Last year we had both sent the route and then watched Ines climb it faster, so we found a spot to watch Ines, climbing last. She, Harry, Louis-Julien Roy, Jay Audenart, and a bunch of other people were all climbing sans spurs. The rules this year banned "trickery" such as leg hooks over tools and so on but spurs were allowed, it takes some commitment to just head up a mixed competition route without spurs when many of your fellow competitors are using them. Ines had a hard time finding some sequences low on the mixed section, but as usual climbed smoothly and cleanly up to the hidden hold move that had baffled me. She is clearly a lot stronger than almost all of the male competitors, and has put tremendous time into her climbing--despite climbing with no spurs and on a still-broken ankle she made it look smooth. I respect that a lot. Unfortunately she just missed a small ice hold and put her pick in a bad spot. Without spurs to hold her feet onto the rock she had to do a swing out onto the ice hold and it blew when she loaded the swing, dropping her back into the canyon. She still handily won the women's division, and would have placed fourth overall against the men. Harry and I were the only two to climb the route, and I found the sequences a couple of minutes faster so I won.

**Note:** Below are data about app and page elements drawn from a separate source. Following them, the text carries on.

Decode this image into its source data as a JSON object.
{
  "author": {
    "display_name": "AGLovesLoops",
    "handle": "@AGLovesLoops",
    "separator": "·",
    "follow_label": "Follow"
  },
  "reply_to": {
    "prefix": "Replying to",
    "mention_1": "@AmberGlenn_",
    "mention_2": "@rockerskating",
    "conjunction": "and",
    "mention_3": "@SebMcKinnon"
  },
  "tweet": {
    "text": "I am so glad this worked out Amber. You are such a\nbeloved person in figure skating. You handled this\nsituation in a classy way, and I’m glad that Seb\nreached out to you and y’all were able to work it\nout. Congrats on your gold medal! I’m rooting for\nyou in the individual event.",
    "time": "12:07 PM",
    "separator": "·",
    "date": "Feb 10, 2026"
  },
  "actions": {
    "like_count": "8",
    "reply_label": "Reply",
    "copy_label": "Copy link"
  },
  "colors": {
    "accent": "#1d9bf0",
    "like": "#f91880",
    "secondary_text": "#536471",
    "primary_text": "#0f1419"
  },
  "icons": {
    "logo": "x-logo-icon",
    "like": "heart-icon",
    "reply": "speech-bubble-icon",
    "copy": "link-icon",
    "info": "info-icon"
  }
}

I sometimes start to feel a bit old at 38, but then guys like Guy Lacelle (over 50) remind me that age doesn't automatically mean dysfunction. Guy placed a strong 8th! My bud Rich Marshall, now 42, placed a very strong third. It's good to see my friends rip it up, especially those older than I am--I'm not going away anytime soon, grin... The "Eh Team" was well-represented in the finals, with Canadians taking 7 of the top 15 places. Jason Nelson, a local, was the top-placing American. He's going to show me some of his new routes tomorrow, fired up for that! There was a bit of a judging cluster on the final route. One of the reasons I really don't compete much is that I hate scoring/rules clusters. Kim C. shot video of almost everybody in the finals and took some from various vantage points--based on this video I don't think the judges had a very good view of the route, and the confusion with the results reflect this (nothing huge, but every place is meaningful for the competitors). In Ouray ties are also broken by time--if two competitors reach the same vertical height then whomever fell off the hold first wins... Most of us at the competitor meeting wanted this changed, but it stayed the same. I try to basically ignore the rules and just climb the routes in competitions, it's more fun for me that way, but I have an over-developed sense of fair play and seeing some of the scoring issues takes a bit away from the overall stellar event that Ouray is. I'll continue to compete and am getting together with some of the officials tonight to talk judging/rules; hopefully this will be sorted for next year.

Sunday's speed event was fast and, for me in my hung-over state, brutal. Sean Isaac and I went head to head, but it was Vince Anderson, fresh from climbing a big new route in Pakistan with Steve House, who put the heat on me, coming to within two seconds of my combined time. I respect Vince and Steve, two "Alpine Style" mountaineers, for competing in a mixed competition, good style. A lot of mountaineers won't compete in Ouray for various reasons, but Steve and Vince showed that there are at least two alpine climbers in North America who can climb technically hard outside magazine writing. Scott Semple deserves some respect as well, I tried to kill him a week ago while training (dropped a block of ice on his arm), he qualified through the open then landed on his bad arm while walking out after the open, and felt it crunch some more... An X-Ray confirmed that he had indeed broken it (likely the week before). So, despite climbing with a broken arm in the Open he still made the finals... Tough. He couldn't climb in the finals due to pain but wanted too.

The more times I visit Ouray and climb here the more I like it. If you've never been here it's absolutely worth a trip, the easy access, sunny skies and most of all the great community make it a "must climb" place. There's really no other place in the world with such easy access supported by a great town. I'll be back.

Some good photos up here